What Isthe GSM Alphabet?
The GSM alphabet, or GSM-7, refers to a character encoding standard that packs the most common letters and symbols in various languages into seven bits each for GSM networks.
SMS text messages are sent in 140 8-bit octets at a time. This means GSM-7 encoded messages can support up to 160 characters per text. A septet (7 bits) represents each GSM character in a text message. The ESC (escape code) character chooses the extension set for the “basic character extension” characters.
Standard SMS Length Using GSM Character
A standard SMS message can carry up to 160 GSM characters. These characters need to be part of a 7-bit alphabet, which GSM 03.38 defines. This alphabet consists of all the ASCII characters and a few accented ones. Examples include the e with a grave accent (è) and the n with a tilde (ñ).
Characters beyond this set are considered Unicode, which limits the SMS text length to 70 characters. This is because Unicode characters have different encodings.
When the number of characters passes the limit of 70 or 160 characters, the message splits into smaller segments. With standard SMS (GSM SMS), the second segment contains characters 161 to 306, whereas the third includes characters 307 to 459. This is known as SMS concatenation.
Unicode messages (international SMS) allow for seven parts, the second one consisting of characters 71 to 134, the third until 201, the fourth until 134, and so on.
GSM-7 Encoding Characteristics
Besides being supported on GSM cellular networks, GSM-7 is also required in languages with over 128 symbols. However, implementing local language support involves using shift tables or switching to UCS-2 encoding (16-bit).
As for characters like the circumflex accent and the square bracket, an escape code becomes necessary. This means that in GSM-7 encoded text, it takes two characters to encode extension symbols. That is because the extended GSM character set uses the escape prefix.
UCS-2 (Universal Coded Character Set) encoding enables a wider range of characters and languages. These include the most common Latin as well as Eastern characters. But this comes at the expense of greater space. UCS-2 is also limited to Basic Multilingual Plane characters.
Because modern programming doesn’t offer encoders and decoders for UCS-2 characters, certain mobile phones use UTF-16 (Unicode Transformation Format) instead. iPhones are one example of these devices. This works since characters in UTF-16 and UCS-2 encodings are identical.
When it comes to encoding characters beyond the BMP, like emojis, UTF-16 utilizes surrogate pairs. Decoding these characters results in two valid yet unmapped code points.

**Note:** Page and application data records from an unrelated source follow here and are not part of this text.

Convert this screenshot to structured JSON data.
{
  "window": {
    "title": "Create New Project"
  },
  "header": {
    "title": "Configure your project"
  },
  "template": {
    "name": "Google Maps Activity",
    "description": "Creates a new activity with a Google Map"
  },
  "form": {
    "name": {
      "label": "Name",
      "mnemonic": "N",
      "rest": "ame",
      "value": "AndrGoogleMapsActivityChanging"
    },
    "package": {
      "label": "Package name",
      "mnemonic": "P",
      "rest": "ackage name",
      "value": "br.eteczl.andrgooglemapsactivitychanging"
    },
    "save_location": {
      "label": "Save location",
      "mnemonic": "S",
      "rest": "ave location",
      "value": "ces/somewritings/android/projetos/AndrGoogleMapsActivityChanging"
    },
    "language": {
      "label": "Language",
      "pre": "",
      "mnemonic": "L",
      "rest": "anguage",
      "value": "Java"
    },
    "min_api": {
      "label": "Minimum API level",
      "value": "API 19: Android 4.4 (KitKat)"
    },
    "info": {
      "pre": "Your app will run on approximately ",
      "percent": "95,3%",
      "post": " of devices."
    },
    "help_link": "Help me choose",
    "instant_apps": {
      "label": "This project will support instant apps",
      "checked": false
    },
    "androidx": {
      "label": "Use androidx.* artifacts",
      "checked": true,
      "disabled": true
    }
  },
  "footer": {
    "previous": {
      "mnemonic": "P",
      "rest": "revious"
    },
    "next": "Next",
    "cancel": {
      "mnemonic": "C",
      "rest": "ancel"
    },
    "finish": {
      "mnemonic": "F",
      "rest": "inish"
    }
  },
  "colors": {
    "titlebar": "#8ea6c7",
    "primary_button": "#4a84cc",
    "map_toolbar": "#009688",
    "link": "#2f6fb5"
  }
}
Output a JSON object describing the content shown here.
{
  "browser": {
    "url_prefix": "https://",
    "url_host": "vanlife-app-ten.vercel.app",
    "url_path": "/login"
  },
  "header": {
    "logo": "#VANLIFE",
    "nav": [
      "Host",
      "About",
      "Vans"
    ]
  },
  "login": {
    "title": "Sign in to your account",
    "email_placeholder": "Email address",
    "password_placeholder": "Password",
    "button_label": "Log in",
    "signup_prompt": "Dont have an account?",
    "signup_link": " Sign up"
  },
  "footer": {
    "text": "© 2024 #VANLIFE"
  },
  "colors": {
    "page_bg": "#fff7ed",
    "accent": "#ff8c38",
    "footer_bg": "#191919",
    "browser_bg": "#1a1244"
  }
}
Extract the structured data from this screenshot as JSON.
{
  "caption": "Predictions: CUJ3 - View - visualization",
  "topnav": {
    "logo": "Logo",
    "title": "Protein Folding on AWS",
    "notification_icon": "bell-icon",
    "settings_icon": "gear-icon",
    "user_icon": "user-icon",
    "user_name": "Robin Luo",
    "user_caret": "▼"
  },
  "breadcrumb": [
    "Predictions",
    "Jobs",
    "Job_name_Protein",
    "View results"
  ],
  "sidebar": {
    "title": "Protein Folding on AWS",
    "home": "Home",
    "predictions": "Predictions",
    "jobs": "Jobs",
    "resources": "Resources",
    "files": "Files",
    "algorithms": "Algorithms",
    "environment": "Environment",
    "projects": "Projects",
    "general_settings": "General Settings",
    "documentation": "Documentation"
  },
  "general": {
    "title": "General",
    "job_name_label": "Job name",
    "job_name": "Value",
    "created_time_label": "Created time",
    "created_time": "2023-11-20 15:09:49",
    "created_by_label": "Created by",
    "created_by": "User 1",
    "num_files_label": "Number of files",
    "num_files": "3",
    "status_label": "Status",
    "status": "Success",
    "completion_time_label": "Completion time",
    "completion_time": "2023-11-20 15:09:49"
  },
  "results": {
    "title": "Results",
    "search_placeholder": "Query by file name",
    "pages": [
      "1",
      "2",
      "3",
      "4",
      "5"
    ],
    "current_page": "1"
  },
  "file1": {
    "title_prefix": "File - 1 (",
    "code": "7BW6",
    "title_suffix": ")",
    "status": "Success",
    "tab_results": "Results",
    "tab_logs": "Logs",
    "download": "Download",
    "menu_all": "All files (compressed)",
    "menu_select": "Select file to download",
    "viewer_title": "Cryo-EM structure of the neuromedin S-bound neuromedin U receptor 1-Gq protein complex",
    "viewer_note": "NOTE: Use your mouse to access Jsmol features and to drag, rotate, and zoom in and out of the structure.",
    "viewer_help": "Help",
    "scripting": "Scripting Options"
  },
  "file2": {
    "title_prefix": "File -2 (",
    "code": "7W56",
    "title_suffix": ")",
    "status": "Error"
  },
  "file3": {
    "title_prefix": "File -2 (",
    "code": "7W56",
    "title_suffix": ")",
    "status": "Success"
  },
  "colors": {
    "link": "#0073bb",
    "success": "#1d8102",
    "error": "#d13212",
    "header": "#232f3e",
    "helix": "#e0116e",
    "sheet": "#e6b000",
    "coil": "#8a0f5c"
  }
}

Many GSM mobile phones don’t have a certain preselection of the UCS-2 encoding. They have 7-bit encoding by default. When users enter a character that's not available in the GSM-7 character set, the entire message gets reencoded in UCS-2. In this case, the character limit goes down from 160 to 70.
GSM Alphabet Vs. Unicode Character Set
GSM and Unicode are the two different encoding character types that can be in an SMS message. Short for Global System for Mobile Communications, GSM enables the use of letters and symbols that can only count as one character in a text. The GSM alphabet set is primarily in the English language and contains Latin characters, digits, and some special characters.
In terms of mobile communication, GSM is the technology that came before UMTS (Universal Mobile Telecommunications Service).
Unicode characters are common among different languages and came into existence later than GSM characters. They count as a single character as well but are different in size and complexity. While standard SMS communicates in a universal language, Unicode SMS communicates in local regional languages.
All GSM and Unicode characters use equal amounts of data. The only difference here is that Unicode uses more data for each character. This means fewer Unicode characters can fit in a text message, which explains the 70-character limit.
As both Unicode and GSM are encoding standards, the SMS text will either be entirely Unicode or entirely GSM. If you use one character that GSM doesn't support, the whole message will change to Unicode.
An example of a singular Unicode character is an emoji. Using even one Unicode character switches all the other characters in the text to Unicode.
National Language Shift Tables
Shift tables enable access to characters in SMS that are relevant to other languages. The User Data Header of an SMS message allows for selecting shift tables. While a locking shift table specifies the table for the entire text message, a single shift table is for individual characters.
With a shift table, the SMS text can still utilize 7-bit encoding for the characters. But to properly show accented or language-specific characters, a different set can be a better option. This can carry up to 155 characters encoded in 136 octets. The User Data Header uses 4 octets out of 140 to define the usage of the shift table and language code.
With locking and single shift tables together, up to 152 characters are possible. These are encoded in 133 octets (7 octets of User Data Header out of 140).
Shift tables support Spanish, Portuguese, Turkish, Urdu, Hindi, Bengali (and Assamese), Punjabi, Gujarati, Oriya, Tamil, Telugu, Kannada, and Malayalam.